National Geographic : 2012 Jan
Separated at Birth For two couples in Canada, the power of DNA to a ect behavior is more than an academic ques- tion. Since 2000 they've been raising identical twin sisters 275 miles apart in a kind of acci- dental science experiment. Lynette and Mike Shaw met Allyson and Kirk MacLeod while using the same adoption agency. e Shaws live in Amherstburg, a rural commu- nity near Windsor, Ontario, and the MacLeods live in Sutton, a suburban town near Toronto. In February 2000 they traveled together to Chen- zhou, a city in China's Hunan Province, with a small group of prospective parents. When they saw the babies they were adopting, they had the rst of many twin moments. "When the girls came off the elevator, we looked at our daughter and the other child, and I went, 'Wow, she looks just the same,'" Mike says. So alike yet so di erent, six-year-old identical twins John and Sam both have autism but function at opposite ends of the disorder's spectrum.
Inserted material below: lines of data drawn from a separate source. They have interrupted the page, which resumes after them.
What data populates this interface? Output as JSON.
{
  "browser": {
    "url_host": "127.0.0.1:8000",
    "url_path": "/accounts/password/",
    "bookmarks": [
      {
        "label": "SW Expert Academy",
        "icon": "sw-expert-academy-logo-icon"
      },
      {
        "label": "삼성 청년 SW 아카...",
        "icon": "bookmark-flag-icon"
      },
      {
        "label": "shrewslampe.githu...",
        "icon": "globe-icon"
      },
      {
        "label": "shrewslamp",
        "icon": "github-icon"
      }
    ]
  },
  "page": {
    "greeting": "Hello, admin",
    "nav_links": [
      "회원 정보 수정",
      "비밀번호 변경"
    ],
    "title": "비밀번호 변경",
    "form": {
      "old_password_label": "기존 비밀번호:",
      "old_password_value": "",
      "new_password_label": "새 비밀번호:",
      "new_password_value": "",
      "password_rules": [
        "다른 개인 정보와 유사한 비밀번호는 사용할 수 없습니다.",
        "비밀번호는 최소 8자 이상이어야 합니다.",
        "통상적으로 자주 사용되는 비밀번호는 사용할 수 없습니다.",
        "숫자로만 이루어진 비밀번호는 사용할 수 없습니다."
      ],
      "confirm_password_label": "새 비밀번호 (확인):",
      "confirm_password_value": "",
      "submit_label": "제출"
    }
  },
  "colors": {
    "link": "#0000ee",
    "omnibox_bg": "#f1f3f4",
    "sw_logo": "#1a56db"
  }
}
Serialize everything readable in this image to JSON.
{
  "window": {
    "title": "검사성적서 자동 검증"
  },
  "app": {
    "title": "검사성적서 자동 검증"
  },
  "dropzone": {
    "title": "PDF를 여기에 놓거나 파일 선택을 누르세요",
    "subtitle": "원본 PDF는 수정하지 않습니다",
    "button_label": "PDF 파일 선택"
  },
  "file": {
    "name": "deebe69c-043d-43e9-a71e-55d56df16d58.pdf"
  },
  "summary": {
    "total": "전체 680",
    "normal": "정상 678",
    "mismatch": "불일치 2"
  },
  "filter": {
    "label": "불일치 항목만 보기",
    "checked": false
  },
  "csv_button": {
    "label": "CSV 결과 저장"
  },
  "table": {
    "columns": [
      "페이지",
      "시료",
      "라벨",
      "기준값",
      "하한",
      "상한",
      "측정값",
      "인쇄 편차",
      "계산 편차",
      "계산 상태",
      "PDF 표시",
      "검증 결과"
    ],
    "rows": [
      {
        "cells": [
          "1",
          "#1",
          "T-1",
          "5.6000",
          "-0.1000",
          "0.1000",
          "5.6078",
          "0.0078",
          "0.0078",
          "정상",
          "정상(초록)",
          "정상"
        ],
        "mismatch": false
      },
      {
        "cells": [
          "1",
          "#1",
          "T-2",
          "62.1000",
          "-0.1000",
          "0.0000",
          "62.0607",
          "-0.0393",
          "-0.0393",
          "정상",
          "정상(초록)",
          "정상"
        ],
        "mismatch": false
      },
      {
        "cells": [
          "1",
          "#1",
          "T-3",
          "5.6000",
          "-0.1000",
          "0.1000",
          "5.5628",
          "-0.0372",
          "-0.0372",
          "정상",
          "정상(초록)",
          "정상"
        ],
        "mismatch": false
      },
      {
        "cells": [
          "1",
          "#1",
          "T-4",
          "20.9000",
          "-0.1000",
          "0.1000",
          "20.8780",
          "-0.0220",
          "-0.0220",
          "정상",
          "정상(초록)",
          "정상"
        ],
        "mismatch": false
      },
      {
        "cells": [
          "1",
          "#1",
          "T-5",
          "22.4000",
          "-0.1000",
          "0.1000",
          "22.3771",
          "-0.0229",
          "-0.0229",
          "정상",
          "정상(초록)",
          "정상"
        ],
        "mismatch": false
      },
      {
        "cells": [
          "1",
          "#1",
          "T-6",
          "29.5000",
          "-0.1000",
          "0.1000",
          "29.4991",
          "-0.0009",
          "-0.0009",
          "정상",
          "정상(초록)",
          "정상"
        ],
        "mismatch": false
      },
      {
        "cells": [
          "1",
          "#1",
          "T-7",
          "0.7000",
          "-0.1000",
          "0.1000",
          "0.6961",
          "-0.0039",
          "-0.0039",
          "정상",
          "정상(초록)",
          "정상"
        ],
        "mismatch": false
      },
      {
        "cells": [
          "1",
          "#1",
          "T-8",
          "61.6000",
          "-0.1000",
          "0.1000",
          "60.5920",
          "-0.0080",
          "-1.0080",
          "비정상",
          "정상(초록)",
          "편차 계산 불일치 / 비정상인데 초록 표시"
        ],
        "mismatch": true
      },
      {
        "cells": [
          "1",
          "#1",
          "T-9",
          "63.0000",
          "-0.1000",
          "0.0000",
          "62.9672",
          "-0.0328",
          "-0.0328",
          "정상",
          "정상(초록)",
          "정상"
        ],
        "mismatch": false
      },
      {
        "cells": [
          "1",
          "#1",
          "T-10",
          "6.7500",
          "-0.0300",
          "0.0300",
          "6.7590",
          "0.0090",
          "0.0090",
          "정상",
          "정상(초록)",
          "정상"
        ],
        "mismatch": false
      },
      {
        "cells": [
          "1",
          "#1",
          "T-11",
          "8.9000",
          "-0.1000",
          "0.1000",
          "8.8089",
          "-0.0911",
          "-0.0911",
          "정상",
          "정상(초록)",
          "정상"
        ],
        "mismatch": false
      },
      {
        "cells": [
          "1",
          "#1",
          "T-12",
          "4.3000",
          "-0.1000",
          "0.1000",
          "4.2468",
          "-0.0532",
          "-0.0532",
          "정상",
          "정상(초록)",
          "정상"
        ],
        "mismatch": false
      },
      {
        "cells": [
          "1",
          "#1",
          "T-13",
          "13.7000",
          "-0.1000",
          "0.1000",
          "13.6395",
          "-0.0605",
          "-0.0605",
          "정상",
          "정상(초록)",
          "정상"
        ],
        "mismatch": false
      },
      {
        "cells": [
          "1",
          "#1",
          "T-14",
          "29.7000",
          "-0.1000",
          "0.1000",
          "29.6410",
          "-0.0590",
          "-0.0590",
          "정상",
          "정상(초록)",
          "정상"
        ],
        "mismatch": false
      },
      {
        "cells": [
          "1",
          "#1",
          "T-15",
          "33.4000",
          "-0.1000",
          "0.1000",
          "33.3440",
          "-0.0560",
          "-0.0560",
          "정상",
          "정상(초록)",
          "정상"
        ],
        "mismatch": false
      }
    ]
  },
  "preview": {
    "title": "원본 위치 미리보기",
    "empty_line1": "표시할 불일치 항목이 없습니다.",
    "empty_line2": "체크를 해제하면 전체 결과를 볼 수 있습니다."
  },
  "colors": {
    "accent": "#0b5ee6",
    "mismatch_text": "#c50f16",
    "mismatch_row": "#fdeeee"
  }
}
While John, who doesn't speak much, aps his hands in excitement, Sam focuses with laserlike intensity on an iPad. " eir cries were the same. eir laughs were the same. You honestly couldn't tell one baby girl from the other," Lynette says. Before coming to China, the couples had seen photographs of the infants, who were six months old at the time, and they'd wondered if they were sisters. When they asked representatives of the orphanage, they were told the girls weren't re- lated, even though they were listed as having the same birth date. In any event, the couples were told, both children would not be given to a sin- gle family for adoption. If the Shaws and Mac- Leods did not adopt them, the babies would be returned to the orphanage and placed with other families. Under such circumstances, the couples feared, the girls might be separated forever. So they took the babies home to Canada with them, determined to do what was best, even if that meant raising identical twin sisters apart.